## What to work on
A verbatim reprint of the records below is what this exercise asks for.

==== Supplied material ====

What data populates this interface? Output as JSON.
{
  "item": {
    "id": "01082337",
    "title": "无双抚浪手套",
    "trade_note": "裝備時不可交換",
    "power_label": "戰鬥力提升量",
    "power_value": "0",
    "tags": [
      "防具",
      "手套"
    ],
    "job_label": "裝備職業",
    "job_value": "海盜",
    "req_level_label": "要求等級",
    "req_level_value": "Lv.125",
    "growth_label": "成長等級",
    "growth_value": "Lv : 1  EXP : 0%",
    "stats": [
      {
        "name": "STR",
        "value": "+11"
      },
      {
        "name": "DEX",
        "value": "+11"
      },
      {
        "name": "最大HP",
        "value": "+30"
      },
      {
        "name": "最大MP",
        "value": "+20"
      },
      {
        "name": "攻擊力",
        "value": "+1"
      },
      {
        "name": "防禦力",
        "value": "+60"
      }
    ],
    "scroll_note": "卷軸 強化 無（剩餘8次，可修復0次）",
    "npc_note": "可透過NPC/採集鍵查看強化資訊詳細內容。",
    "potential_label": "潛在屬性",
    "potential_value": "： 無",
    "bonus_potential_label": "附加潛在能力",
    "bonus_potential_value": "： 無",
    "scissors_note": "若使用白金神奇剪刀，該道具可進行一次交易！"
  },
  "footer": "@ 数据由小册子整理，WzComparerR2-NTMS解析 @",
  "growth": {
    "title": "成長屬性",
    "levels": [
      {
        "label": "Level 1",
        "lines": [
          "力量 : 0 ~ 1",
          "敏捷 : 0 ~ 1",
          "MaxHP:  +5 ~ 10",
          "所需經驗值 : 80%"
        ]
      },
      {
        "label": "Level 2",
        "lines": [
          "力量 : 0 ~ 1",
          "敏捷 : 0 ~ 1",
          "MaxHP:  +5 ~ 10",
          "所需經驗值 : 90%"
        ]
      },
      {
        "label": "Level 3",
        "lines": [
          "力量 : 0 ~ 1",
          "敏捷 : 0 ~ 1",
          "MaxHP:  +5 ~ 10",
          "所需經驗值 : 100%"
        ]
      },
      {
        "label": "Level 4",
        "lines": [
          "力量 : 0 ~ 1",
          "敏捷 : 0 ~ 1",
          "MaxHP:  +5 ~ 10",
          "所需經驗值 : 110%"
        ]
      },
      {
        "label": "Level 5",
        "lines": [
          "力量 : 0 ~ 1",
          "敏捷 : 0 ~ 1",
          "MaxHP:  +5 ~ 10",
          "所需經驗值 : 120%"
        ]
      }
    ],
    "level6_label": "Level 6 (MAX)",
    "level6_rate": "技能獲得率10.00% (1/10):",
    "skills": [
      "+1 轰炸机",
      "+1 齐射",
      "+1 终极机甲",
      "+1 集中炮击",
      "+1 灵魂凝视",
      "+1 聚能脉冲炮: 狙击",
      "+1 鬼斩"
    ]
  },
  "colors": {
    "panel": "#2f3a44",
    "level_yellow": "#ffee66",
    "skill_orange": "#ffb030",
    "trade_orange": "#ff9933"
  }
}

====

## Response to the exercise
What data populates this interface? Output as JSON.
{
  "item": {
    "id": "01082337",
    "title": "无双抚浪手套",
    "trade_note": "裝備時不可交換",
    "power_label": "戰鬥力提升量",
    "power_value": "0",
    "tags": [
      "防具",
      "手套"
    ],
    "job_label": "裝備職業",
    "job_value": "海盜",
    "req_level_label": "要求等級",
    "req_level_value": "Lv.125",
    "growth_label": "成長等級",
    "growth_value": "Lv : 1  EXP : 0%",
    "stats": [
      {
        "name": "STR",
        "value": "+11"
      },
      {
        "name": "DEX",
        "value": "+11"
      },
      {
        "name": "最大HP",
        "value": "+30"
      },
      {
        "name": "最大MP",
        "value": "+20"
      },
      {
        "name": "攻擊力",
        "value": "+1"
      },
      {
        "name": "防禦力",
        "value": "+60"
      }
    ],
    "scroll_note": "卷軸 強化 無（剩餘8次，可修復0次）",
    "npc_note": "可透過NPC/採集鍵查看強化資訊詳細內容。",
    "potential_label": "潛在屬性",
    "potential_value": "： 無",
    "bonus_potential_label": "附加潛在能力",
    "bonus_potential_value": "： 無",
    "scissors_note": "若使用白金神奇剪刀，該道具可進行一次交易！"
  },
  "footer": "@ 数据由小册子整理，WzComparerR2-NTMS解析 @",
  "growth": {
    "title": "成長屬性",
    "levels": [
      {
        "label": "Level 1",
        "lines": [
          "力量 : 0 ~ 1",
          "敏捷 : 0 ~ 1",
          "MaxHP:  +5 ~ 10",
          "所需經驗值 : 80%"
        ]
      },
      {
        "label": "Level 2",
        "lines": [
          "力量 : 0 ~ 1",
          "敏捷 : 0 ~ 1",
          "MaxHP:  +5 ~ 10",
          "所需經驗值 : 90%"
        ]
      },
      {
        "label": "Level 3",
        "lines": [
          "力量 : 0 ~ 1",
          "敏捷 : 0 ~ 1",
          "MaxHP:  +5 ~ 10",
          "所需經驗值 : 100%"
        ]
      },
      {
        "label": "Level 4",
        "lines": [
          "力量 : 0 ~ 1",
          "敏捷 : 0 ~ 1",
          "MaxHP:  +5 ~ 10",
          "所需經驗值 : 110%"
        ]
      },
      {
        "label": "Level 5",
        "lines": [
          "力量 : 0 ~ 1",
          "敏捷 : 0 ~ 1",
          "MaxHP:  +5 ~ 10",
          "所需經驗值 : 120%"
        ]
      }
    ],
    "level6_label": "Level 6 (MAX)",
    "level6_rate": "技能獲得率10.00% (1/10):",
    "skills": [
      "+1 轰炸机",
      "+1 齐射",
      "+1 终极机甲",
      "+1 集中炮击",
      "+1 灵魂凝视",
      "+1 聚能脉冲炮: 狙击",
      "+1 鬼斩"
    ]
  },
  "colors": {
    "panel": "#2f3a44",
    "level_yellow": "#ffee66",
    "skill_orange": "#ffb030",
    "trade_orange": "#ff9933"
  }
}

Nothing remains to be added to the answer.